The Illusion of Free Will 12th Grade
Throughout the course of Kurt Vonnegut’s novel Slaughterhouse-Five, the reader is taken through the life events of Billy Pilgrim, a character who amazingly lives through the Dresden firebombing and many other tragedies. Ironically, Billy finds comfort in the idea that free will is a fictional belief, and that nothing can be done about any of the surrounding misfortunes that occur throughout his lifetime, or throughout any lifetime. He vocalizes his thoughts and justifies them with a claim of alien abduction, and consequently is not taken seriously. While the text may imply that his extraterrestrial experiences did not occur, it still recognizes his ideology as valid and one of the main themes prevalent throughout the novel. Vonnegut utilizes Billy Pilgrim’s life experiences as well as other devices to convey the idea that free will is a mere illusion, and that there will perpetually be hardships through life that all beings will be forced to withstand.
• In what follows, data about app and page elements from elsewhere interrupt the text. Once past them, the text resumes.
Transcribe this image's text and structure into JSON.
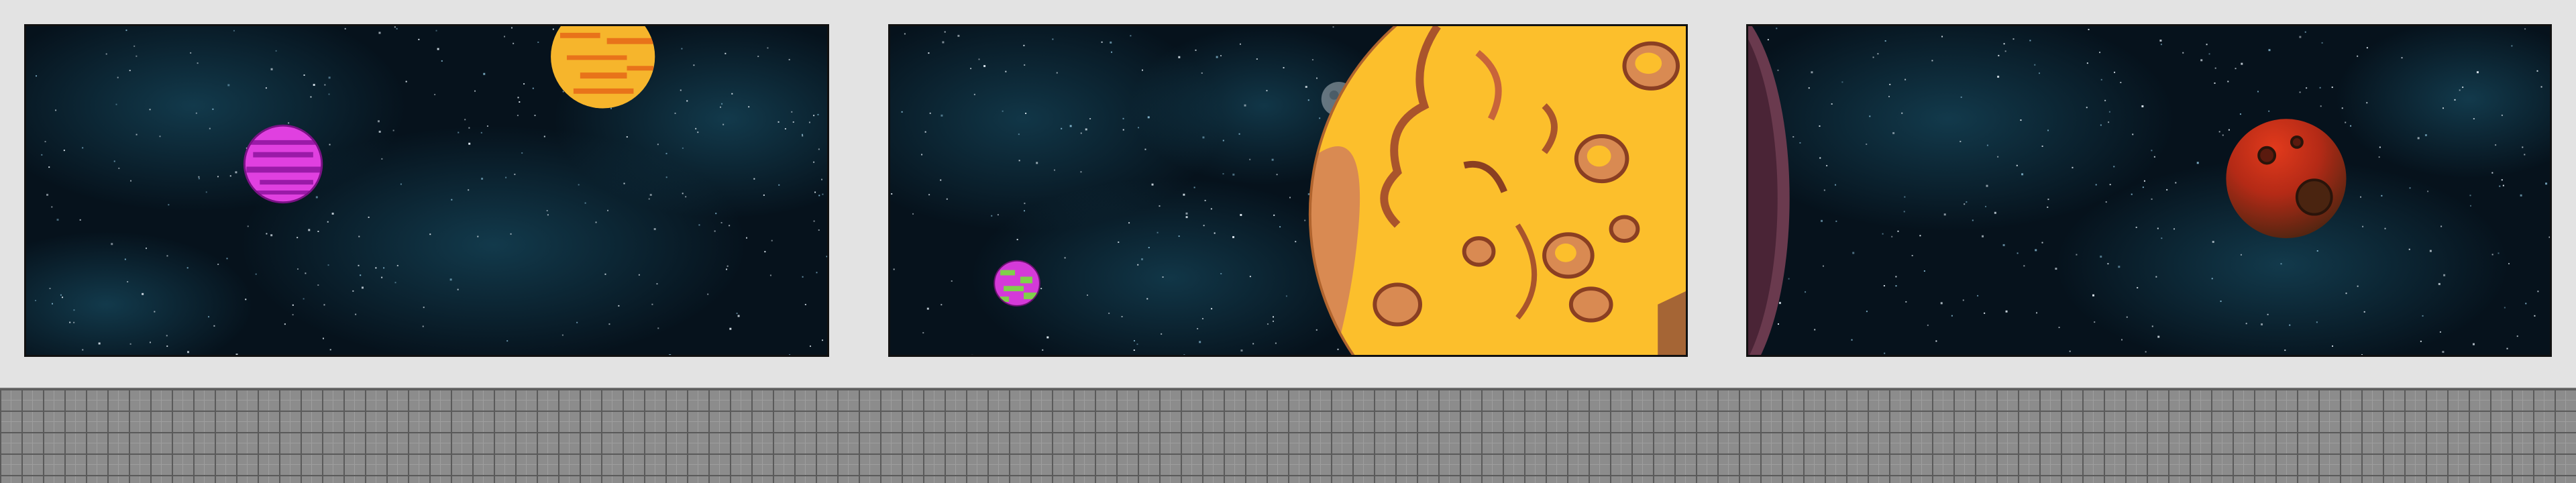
{
  "scene": {
    "panels": [
      {
        "name": "space-panel-left",
        "planets": [
          {
            "type": "gas-giant",
            "color": "#e040e0",
            "band_color": "#9a1aa8"
          },
          {
            "type": "gas-giant",
            "color": "#f6b52c",
            "band_color": "#e8731a"
          }
        ]
      },
      {
        "name": "space-panel-center",
        "planets": [
          {
            "type": "cratered-moon",
            "color": "#fcbf2c",
            "shadow_color": "#d98a52"
          },
          {
            "type": "swirl-planet",
            "color": "#d43ad8",
            "accent_color": "#7fd04a"
          },
          {
            "type": "ghost-moon",
            "color": "#cfd6dc"
          }
        ]
      },
      {
        "name": "space-panel-right",
        "planets": [
          {
            "type": "cratered-planet",
            "color": "#c0301c",
            "shadow_color": "#4a2410"
          },
          {
            "type": "planet-edge",
            "color": "#6a3a4e"
          }
        ]
      }
    ],
    "colors": {
      "space_bg": "#06121c",
      "nebula": "#1c5a72",
      "frame_border": "#111111",
      "page_bg": "#e3e3e3",
      "floor_tile": "#8c8c8c"
    }
  }
}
There are several characteristics of Billy Pilgrim that illustrate him as a peculiar character. One of the most prominent ones is that subsequent to the firebombing of Dresden, the death of his wife, a plane crash in which he was miraculously the only surviving passenger, as well...
Join Now to View Premium Content
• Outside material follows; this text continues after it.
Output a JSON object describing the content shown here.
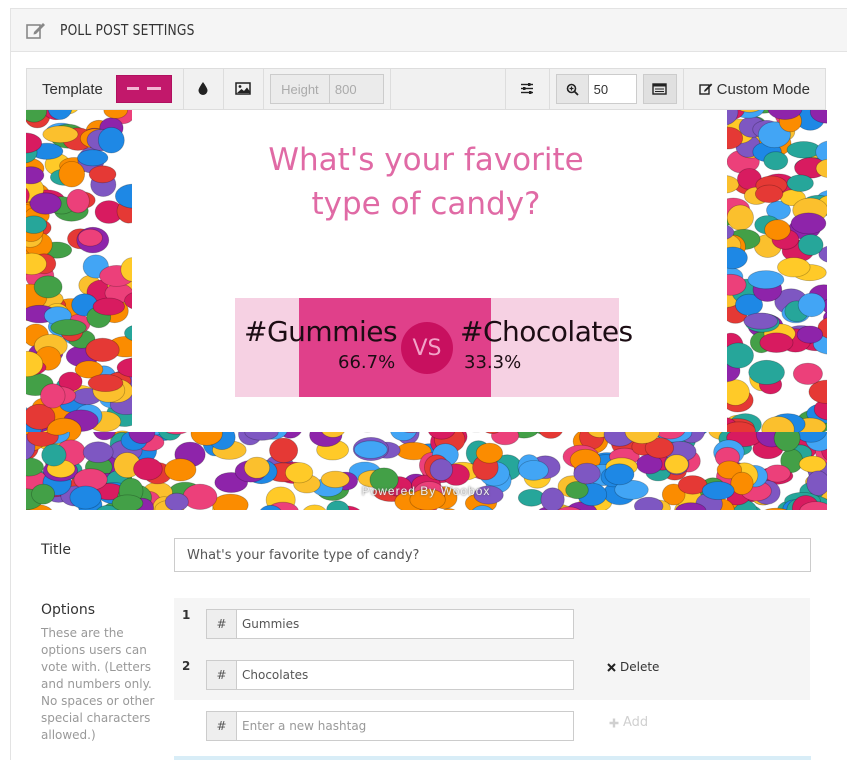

GradeSaver provides access to 771 study guide PDFs and quizzes, 5208 literature essays, 1578 sample college application essays, 204 lesson plans, and ad-free surfing in this premium content, “Members Only” section of the site! Membership includes a 10% discount on all editing orders.
Already a member? Log in